Sharps Pixley looks to Chinese demand pickup to reverse gold price fall
Despite figures from the World Gold Council showing high demand in 2012 for gold, more recent data points to a correction in the price, but precious metals broker Sharps Pixley believes demand will rebound after the Chinese New Year.
How was gold in 2012?
The World Gold Council (WGC) released its full year 2012 report on the gold demand trend. While overall volume was down 4 percent from 2011 at 4,405.5 tonnes, the total annual value reached an all-time high of $236.4bn.
In particular, consumer sentiment in India towards gold remained strong despite its government’s effort to reduce gold demand while Chinese investment demand surged 24% in Q4 versus Q3. The WGC expects that the demand in China and India will rise over 11% in 2013. The central banks’ net gold purchases have reached the highest level in almost 50 years, a jump of 17% or 534.6 tons in their reserves.
What happened to gold recently?
Year-to-date, gold performed the worst among the precious metals, falling 2%.

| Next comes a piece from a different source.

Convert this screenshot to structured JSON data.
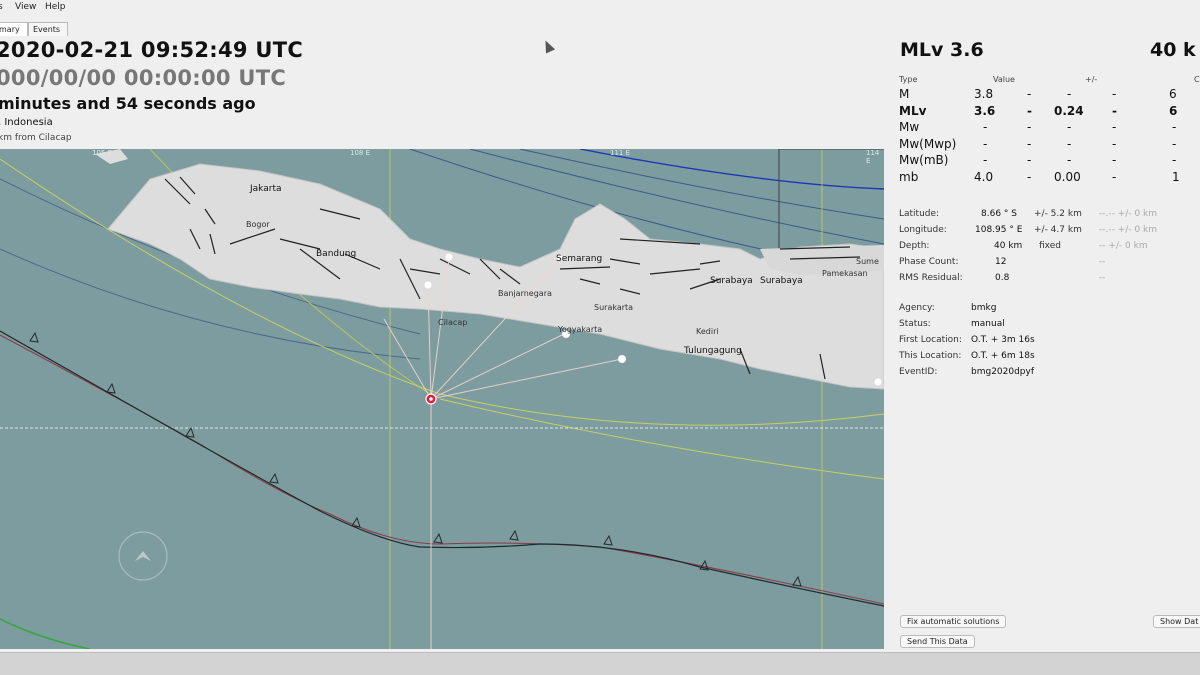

Expectations of faster economic growth in the G2 countries and the aversion of major financial disasters have reduced the safe-haven demand for gold, pushing people to load up on risky assets such as equities and increase their bets on other commodities.
The US unemployment claims last week fell 27,000 to 341,000, which was lower than Bloomberg‘s lowest forecast. China’s GDP will comfortably exceed 8% this year. The dollar rose against the euro as the euro-area contracted 0.6% in Q4 last year and the ECB expects zero growth in 2013.
The CFTC data ending 5 February show that traders have cut their bets on higher gold prices by 56% since last October. The volume of gold-backed ETPs has declined 0.9% this year.
Big gold investor George Soros cut his holdings in GLD ETFs by 56% in Q4 while Moore Capital liquidated all its GLD ETFs. The saving grace will be a pick-up in the Chinese physical demand after the Lunar New Year holiday.
Data to watch
Important events to monitor will include the G20 meeting this Friday and Saturday, the ECB President Speech in Russia on 15 February, the January FOMC meeting minutes and the US January housing starts on 20 February, the ‘flash” PMI in the E17 and the US on 21 February, and Germany’s February IFO business climate index on 22 February.